»»

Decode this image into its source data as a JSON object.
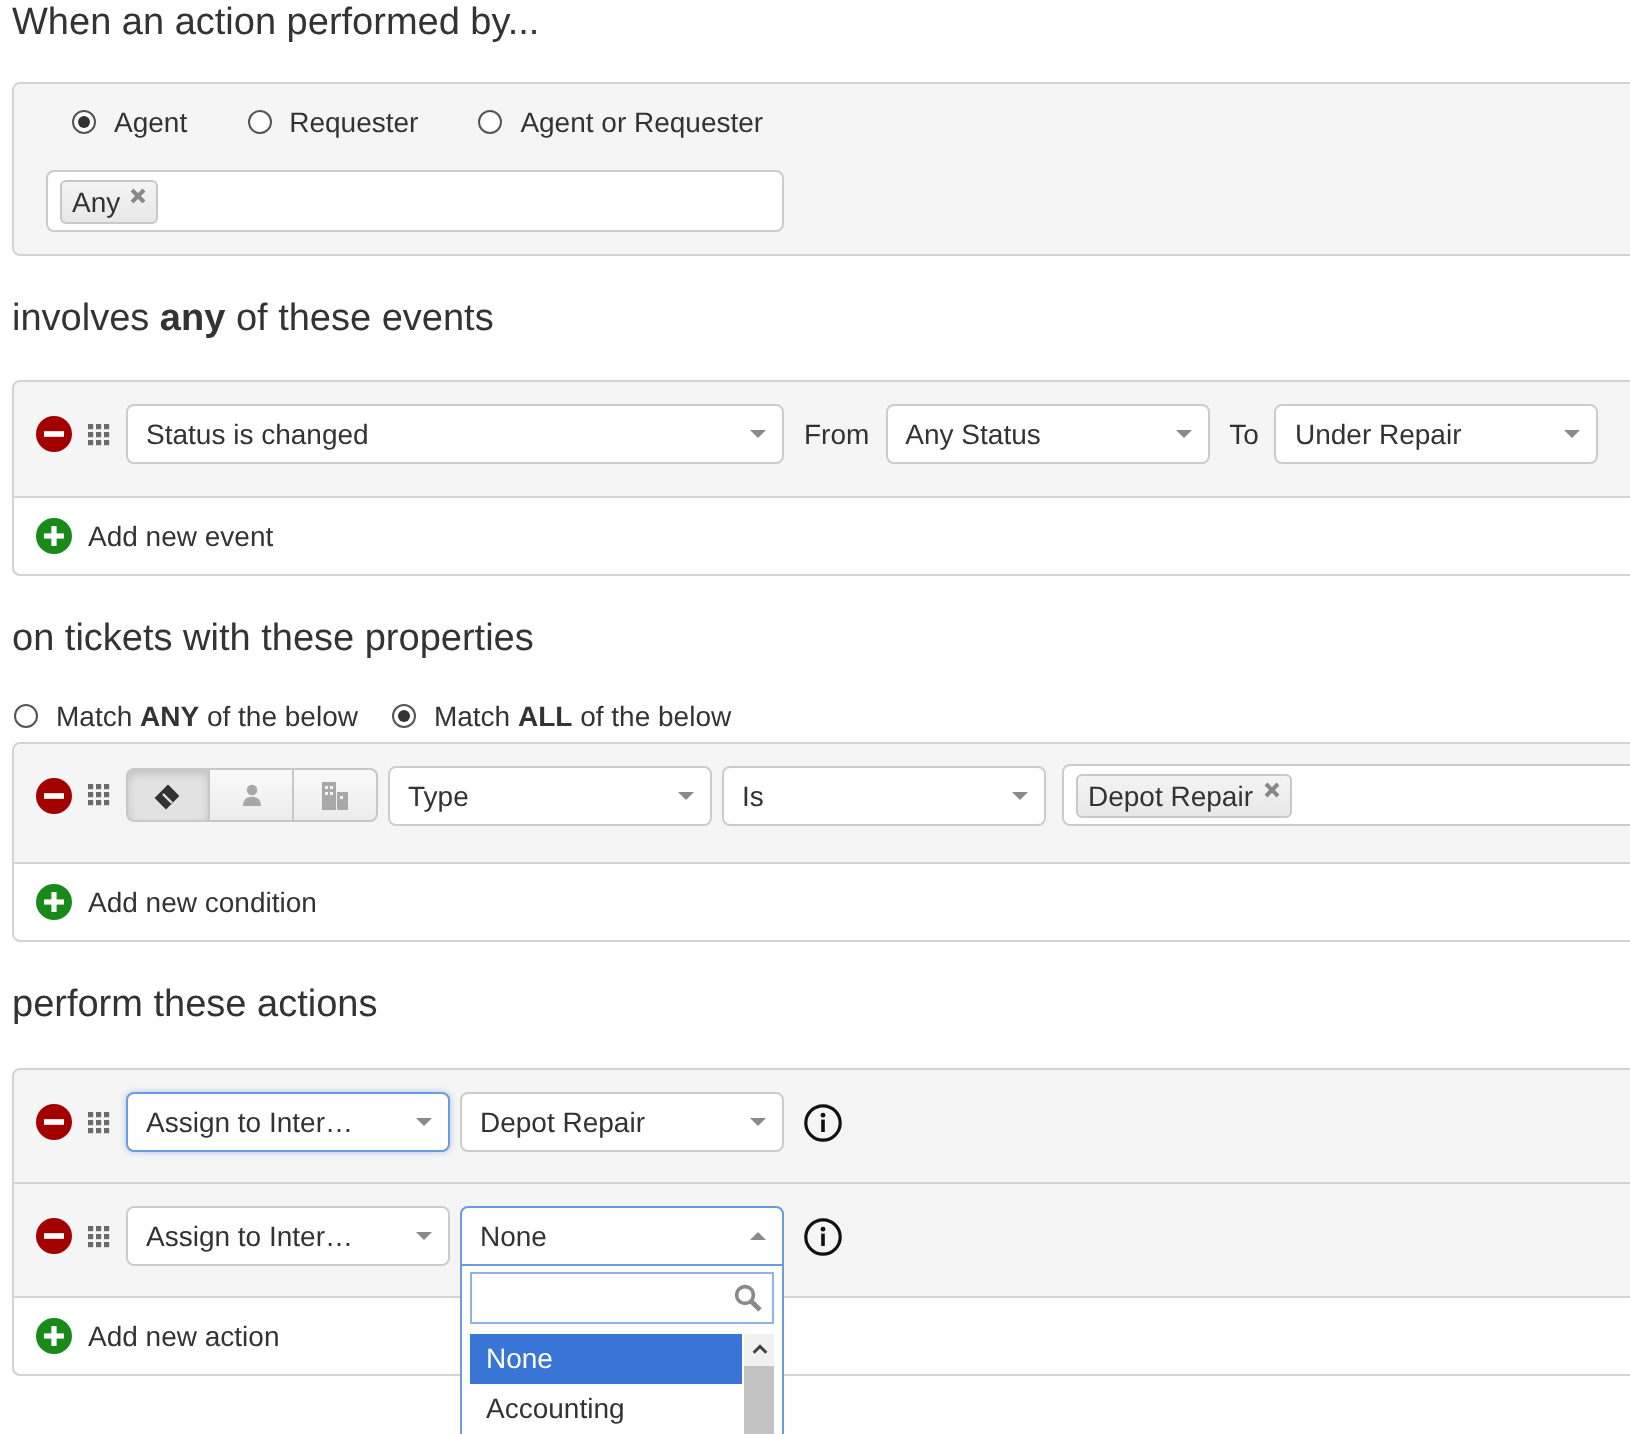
{
  "trigger": {
    "heading": "When an action performed by...",
    "performers": [
      {
        "label": "Agent",
        "selected": true
      },
      {
        "label": "Requester",
        "selected": false
      },
      {
        "label": "Agent or Requester",
        "selected": false
      }
    ],
    "tags": [
      "Any"
    ]
  },
  "events": {
    "heading": "involves **any** of these events",
    "rows": [
      {
        "event": "Status is changed",
        "from_label": "From",
        "from": "Any Status",
        "to_label": "To",
        "to": "Under Repair"
      }
    ],
    "add_label": "Add new event"
  },
  "conditions": {
    "heading": "on tickets with these properties",
    "match": [
      {
        "label": "Match **ANY** of the below",
        "selected": false
      },
      {
        "label": "Match **ALL** of the below",
        "selected": true
      }
    ],
    "rows": [
      {
        "sources": [
          {
            "selected": true
          },
          {
            "selected": false
          },
          {
            "selected": false
          }
        ],
        "field": "Type",
        "operator": "Is",
        "tags": [
          "Depot Repair"
        ]
      }
    ],
    "add_label": "Add new condition"
  },
  "actions": {
    "heading": "perform these actions",
    "rows": [
      {
        "action": {
          "value": "Assign to Inter…",
          "focused": true
        },
        "target": {
          "value": "Depot Repair",
          "open": false
        }
      },
      {
        "action": {
          "value": "Assign to Inter…",
          "focused": false
        },
        "target": {
          "value": "None",
          "open": true,
          "options": [
            {
              "label": "None",
              "selected": true
            },
            {
              "label": "Accounting",
              "selected": false
            }
          ]
        }
      }
    ],
    "add_label": "Add new action"
  }
}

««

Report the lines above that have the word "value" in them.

- _Solution_:
          "value": "Assign to Inter…",
          "value": "Depot Repair",
          "value": "Assign to Inter…",
          "value": "None",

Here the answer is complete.